Susan Neiman: Yeah, exactly.
Alex Chambers: These concerns about, even while knowing how important it is to acknowledge the experiences of different positions, that we also need to be thinking strategically about whether it's a good project or not, if we actually wanna make changes.
Susan Neiman: Well, the question is let us acknowledge the realty of progress that link and held some racist views, although less and less as his life went on. It's not a reason to cancel Lincoln. He died for the civil rights of African Americans, OK? No, he was not as far along as we are, but whatever progress we have made is on the backs of people like Abraham Lincoln, he should be first of all, honored but second of all, let's be happy that we actually have moved forward, you know, to thinking about racism and sexism since 1865.
Alex Chambers: So, last thing, you wrote at the end of, and it may have been even in the sort of the postscript to Learning From The Germans, this idea that hope is a moral obligation.
Susan Neiman: Yeah. Hope is not optimism. Optimism is a statement about the way the world is. Hope doesn't make any predictions. It's not about facts, it's an attempt to change them. OK? And therefore, it's not something that can be proved or disproved. It's a moral obligation because there is one thing that we know for absolutely certain, sure, is that if we stop hoping, the world really will go down the drain, OK? The only chance we have to save it on the whole, you know, bunch of levels on which the world is threatened at this moment in time, is if we believe that our efforts can make a difference to stopping the climate crisis, to stopping the rise of fascism, if we keep deconstructing, saying "Oh, the thought they were making progress but look that they didn't." You know, that's an intellectual exercise that obliges you to do absolutely nothing but sit in your room or your classroom and deconstruct some more, OK? We are living in a time of peril, I don't think there's much serious doubt about that.
Alex Chambers: Right.
Susan Neiman: And the only chance we have is if we commit to the idea that we're obliged to keep hoping because hope is what sustains action. Now, that's an argument made by Immanuel Kant but as I once told Noam Chomsky who makes the same argument, Noam Chomsky also makes it, so. He didn't know that there was a Kant in our, you know. But it's the form of the argument that is exactly Kant's and they're both right in this case.
Alex Chambers: Yeah. Great. Well, thank you so much.
Susan Neiman: You're welcome.
Alex Chambers: Philosopher Susan Neiman, her book Left Is Not Woke comes out this week. And if you're looking for another perspective on these challenges, I have an article to recommend. It's by Maurice Mitchell, he's the executive director of the Working Family's Party.

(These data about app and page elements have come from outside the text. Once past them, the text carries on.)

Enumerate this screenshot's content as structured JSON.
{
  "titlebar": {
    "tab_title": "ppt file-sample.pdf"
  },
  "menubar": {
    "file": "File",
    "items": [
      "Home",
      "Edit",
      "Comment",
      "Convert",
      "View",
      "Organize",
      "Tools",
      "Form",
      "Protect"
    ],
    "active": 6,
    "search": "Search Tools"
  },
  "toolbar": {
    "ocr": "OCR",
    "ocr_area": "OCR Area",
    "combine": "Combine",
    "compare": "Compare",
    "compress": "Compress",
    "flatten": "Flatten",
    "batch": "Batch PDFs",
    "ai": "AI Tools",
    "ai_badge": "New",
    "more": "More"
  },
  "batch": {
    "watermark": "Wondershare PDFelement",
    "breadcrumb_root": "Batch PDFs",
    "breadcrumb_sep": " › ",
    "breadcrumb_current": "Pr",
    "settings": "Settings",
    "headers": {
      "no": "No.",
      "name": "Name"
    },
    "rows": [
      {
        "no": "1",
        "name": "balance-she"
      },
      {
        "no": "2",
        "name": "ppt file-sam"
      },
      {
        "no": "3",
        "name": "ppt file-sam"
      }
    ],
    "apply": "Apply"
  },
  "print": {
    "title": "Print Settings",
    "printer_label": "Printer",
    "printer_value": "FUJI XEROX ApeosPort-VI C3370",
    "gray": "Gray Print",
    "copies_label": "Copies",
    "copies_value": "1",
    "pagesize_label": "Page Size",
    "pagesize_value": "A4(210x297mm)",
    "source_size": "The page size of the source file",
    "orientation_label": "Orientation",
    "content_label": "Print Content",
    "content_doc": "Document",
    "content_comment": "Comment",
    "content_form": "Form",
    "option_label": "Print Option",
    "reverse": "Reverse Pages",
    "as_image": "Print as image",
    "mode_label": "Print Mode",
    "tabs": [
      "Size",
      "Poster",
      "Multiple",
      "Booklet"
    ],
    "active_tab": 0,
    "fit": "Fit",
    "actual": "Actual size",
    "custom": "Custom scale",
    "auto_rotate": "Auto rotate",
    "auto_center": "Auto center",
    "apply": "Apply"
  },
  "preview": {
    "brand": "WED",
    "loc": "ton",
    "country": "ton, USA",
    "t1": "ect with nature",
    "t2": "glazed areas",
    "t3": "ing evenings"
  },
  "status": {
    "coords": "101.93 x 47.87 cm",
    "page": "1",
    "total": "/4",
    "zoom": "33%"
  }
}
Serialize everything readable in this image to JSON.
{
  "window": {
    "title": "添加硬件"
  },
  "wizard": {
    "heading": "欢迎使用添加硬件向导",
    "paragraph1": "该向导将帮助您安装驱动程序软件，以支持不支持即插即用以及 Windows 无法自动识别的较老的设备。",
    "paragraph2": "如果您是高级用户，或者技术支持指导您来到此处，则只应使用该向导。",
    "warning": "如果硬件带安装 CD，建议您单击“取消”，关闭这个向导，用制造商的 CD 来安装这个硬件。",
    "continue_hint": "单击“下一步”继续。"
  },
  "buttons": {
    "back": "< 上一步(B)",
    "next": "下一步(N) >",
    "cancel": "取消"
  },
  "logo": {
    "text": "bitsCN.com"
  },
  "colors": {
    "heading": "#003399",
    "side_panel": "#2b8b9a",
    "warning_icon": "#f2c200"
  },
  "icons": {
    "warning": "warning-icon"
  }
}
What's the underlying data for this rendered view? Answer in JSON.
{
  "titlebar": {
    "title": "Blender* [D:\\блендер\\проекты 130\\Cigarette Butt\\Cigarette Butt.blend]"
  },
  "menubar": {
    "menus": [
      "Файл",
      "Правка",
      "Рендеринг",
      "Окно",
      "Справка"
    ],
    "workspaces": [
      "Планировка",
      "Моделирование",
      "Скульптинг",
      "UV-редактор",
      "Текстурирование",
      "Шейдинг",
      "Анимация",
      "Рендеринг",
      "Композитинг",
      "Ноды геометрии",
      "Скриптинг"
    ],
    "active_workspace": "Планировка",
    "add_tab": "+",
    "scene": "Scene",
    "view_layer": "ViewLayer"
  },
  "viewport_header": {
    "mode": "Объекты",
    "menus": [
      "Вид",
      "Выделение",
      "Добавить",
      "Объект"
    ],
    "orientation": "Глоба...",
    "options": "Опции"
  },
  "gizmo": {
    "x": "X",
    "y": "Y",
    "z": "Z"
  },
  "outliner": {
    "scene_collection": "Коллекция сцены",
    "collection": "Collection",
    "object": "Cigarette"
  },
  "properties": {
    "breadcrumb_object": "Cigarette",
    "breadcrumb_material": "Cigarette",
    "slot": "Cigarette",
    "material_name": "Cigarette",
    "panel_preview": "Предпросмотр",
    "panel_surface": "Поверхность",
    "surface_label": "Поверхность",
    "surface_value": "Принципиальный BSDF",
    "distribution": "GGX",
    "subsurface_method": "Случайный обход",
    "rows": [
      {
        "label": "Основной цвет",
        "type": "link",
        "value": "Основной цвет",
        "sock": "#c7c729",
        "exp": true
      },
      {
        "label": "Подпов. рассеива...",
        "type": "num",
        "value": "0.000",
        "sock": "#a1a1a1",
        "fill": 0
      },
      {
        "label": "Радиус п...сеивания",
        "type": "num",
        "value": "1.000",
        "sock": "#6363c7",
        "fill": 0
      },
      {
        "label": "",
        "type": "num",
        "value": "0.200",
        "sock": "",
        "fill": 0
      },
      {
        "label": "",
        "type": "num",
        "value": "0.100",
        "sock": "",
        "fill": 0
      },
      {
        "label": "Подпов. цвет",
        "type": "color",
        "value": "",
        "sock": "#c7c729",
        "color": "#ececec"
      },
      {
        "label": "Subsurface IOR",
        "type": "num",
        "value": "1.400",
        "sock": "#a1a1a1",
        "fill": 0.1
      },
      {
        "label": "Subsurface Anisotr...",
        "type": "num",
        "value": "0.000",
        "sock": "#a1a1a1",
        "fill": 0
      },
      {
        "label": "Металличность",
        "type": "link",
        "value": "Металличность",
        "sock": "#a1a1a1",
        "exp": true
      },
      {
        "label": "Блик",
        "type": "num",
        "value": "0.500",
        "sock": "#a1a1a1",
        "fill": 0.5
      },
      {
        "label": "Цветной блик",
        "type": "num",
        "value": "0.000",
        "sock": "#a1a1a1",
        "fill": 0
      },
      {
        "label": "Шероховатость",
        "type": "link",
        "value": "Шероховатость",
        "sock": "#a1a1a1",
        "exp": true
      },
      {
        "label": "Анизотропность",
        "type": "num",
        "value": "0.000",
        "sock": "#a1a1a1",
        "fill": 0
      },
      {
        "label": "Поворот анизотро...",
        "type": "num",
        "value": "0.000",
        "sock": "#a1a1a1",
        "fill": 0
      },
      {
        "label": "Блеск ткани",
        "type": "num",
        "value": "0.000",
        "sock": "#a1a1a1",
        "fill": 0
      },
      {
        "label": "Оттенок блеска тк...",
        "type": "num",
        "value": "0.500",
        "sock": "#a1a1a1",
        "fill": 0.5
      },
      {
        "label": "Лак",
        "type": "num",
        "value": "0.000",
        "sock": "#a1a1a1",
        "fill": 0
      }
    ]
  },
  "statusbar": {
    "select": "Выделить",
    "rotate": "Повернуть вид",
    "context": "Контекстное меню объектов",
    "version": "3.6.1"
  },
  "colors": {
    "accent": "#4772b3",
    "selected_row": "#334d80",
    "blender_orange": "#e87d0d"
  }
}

The article is called Building Resilient Organizations and like Susan Neiman's book, it is also trying to reckon with what we might called "woke culture" in organizations that are trying to fight for social change. But it's a very different kind of argument. I'll put a link on our website.
Alex Chambers: You've been listening to Inner States from WFIU in Bloomington, Indiana. If you have a story for us, or you've got some sound we should hear, let us know at WFUI.org/innerstates. Speaking of found sound, we've got your quick moment of slow radio coming up, but first, the credits. Inner States is produced and edited by me, Alex Chambers, with support from Violet Baron, Eoban Binder, Mark Chilla, Avi Forrest, LuAnn Johnson, Jack Lindner, Yané Sanchez Lopez, Sam Schemenauer, Payton Whaley, and Kayte Young. Our Executive Producer is John Bailey. Our theme song is by Amy Oelsner and Justin Vollmar. We have additional music from the artists at Universal Production Music. Special thanks this week to Susan Neiman and to Indermohan Virk, the Executive Director of the Patten Foundation for helping to make this conversation happen. Alright, time for some found sound.
Alex Chambers: That was watching the hot water kettle. Until next week, I'm Alex Chambers. Thanks for listening.